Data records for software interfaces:
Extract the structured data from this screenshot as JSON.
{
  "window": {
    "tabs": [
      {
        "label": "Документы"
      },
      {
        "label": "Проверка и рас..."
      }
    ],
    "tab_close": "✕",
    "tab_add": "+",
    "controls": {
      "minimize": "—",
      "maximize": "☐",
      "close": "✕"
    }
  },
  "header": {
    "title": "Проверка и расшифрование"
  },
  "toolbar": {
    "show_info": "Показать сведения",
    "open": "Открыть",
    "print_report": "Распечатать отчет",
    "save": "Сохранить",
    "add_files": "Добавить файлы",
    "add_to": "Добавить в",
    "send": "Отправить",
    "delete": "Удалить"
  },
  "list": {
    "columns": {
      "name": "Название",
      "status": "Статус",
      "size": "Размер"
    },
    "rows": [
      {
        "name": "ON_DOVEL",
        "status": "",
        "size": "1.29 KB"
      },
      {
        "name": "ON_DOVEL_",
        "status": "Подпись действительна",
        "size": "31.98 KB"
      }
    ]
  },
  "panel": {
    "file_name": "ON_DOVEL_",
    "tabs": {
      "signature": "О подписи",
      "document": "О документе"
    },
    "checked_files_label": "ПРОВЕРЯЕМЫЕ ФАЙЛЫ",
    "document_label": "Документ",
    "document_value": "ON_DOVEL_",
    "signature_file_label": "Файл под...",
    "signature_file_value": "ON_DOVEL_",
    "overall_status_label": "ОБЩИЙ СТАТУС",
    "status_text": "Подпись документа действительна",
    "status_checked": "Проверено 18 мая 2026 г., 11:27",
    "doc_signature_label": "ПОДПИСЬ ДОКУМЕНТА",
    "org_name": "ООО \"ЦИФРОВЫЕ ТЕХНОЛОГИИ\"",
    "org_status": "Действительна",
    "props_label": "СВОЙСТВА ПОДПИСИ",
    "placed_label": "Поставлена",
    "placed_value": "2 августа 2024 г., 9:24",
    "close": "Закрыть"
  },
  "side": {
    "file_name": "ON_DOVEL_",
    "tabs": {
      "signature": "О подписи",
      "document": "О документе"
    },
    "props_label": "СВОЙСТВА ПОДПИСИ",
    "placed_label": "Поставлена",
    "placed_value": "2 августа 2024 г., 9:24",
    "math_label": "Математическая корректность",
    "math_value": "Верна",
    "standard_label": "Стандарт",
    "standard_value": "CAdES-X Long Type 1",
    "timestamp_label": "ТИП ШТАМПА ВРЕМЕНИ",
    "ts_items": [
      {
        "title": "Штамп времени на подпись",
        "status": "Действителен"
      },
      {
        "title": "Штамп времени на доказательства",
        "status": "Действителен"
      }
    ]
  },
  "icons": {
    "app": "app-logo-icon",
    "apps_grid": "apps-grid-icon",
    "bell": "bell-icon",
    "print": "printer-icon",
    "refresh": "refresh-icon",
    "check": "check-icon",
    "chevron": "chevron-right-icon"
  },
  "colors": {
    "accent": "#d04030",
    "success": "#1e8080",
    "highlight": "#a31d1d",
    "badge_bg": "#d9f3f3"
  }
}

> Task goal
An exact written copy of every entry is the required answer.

> Task response
Extract the structured data from this screenshot as JSON.
{
  "window": {
    "tabs": [
      {
        "label": "Документы"
      },
      {
        "label": "Проверка и рас..."
      }
    ],
    "tab_close": "✕",
    "tab_add": "+",
    "controls": {
      "minimize": "—",
      "maximize": "☐",
      "close": "✕"
    }
  },
  "header": {
    "title": "Проверка и расшифрование"
  },
  "toolbar": {
    "show_info": "Показать сведения",
    "open": "Открыть",
    "print_report": "Распечатать отчет",
    "save": "Сохранить",
    "add_files": "Добавить файлы",
    "add_to": "Добавить в",
    "send": "Отправить",
    "delete": "Удалить"
  },
  "list": {
    "columns": {
      "name": "Название",
      "status": "Статус",
      "size": "Размер"
    },
    "rows": [
      {
        "name": "ON_DOVEL",
        "status": "",
        "size": "1.29 KB"
      },
      {
        "name": "ON_DOVEL_",
        "status": "Подпись действительна",
        "size": "31.98 KB"
      }
    ]
  },
  "panel": {
    "file_name": "ON_DOVEL_",
    "tabs": {
      "signature": "О подписи",
      "document": "О документе"
    },
    "checked_files_label": "ПРОВЕРЯЕМЫЕ ФАЙЛЫ",
    "document_label": "Документ",
    "document_value": "ON_DOVEL_",
    "signature_file_label": "Файл под...",
    "signature_file_value": "ON_DOVEL_",
    "overall_status_label": "ОБЩИЙ СТАТУС",
    "status_text": "Подпись документа действительна",
    "status_checked": "Проверено 18 мая 2026 г., 11:27",
    "doc_signature_label": "ПОДПИСЬ ДОКУМЕНТА",
    "org_name": "ООО \"ЦИФРОВЫЕ ТЕХНОЛОГИИ\"",
    "org_status": "Действительна",
    "props_label": "СВОЙСТВА ПОДПИСИ",
    "placed_label": "Поставлена",
    "placed_value": "2 августа 2024 г., 9:24",
    "close": "Закрыть"
  },
  "side": {
    "file_name": "ON_DOVEL_",
    "tabs": {
      "signature": "О подписи",
      "document": "О документе"
    },
    "props_label": "СВОЙСТВА ПОДПИСИ",
    "placed_label": "Поставлена",
    "placed_value": "2 августа 2024 г., 9:24",
    "math_label": "Математическая корректность",
    "math_value": "Верна",
    "standard_label": "Стандарт",
    "standard_value": "CAdES-X Long Type 1",
    "timestamp_label": "ТИП ШТАМПА ВРЕМЕНИ",
    "ts_items": [
      {
        "title": "Штамп времени на подпись",
        "status": "Действителен"
      },
      {
        "title": "Штамп времени на доказательства",
        "status": "Действителен"
      }
    ]
  },
  "icons": {
    "app": "app-logo-icon",
    "apps_grid": "apps-grid-icon",
    "bell": "bell-icon",
    "print": "printer-icon",
    "refresh": "refresh-icon",
    "check": "check-icon",
    "chevron": "chevron-right-icon"
  },
  "colors": {
    "accent": "#d04030",
    "success": "#1e8080",
    "highlight": "#a31d1d",
    "badge_bg": "#d9f3f3"
  }
}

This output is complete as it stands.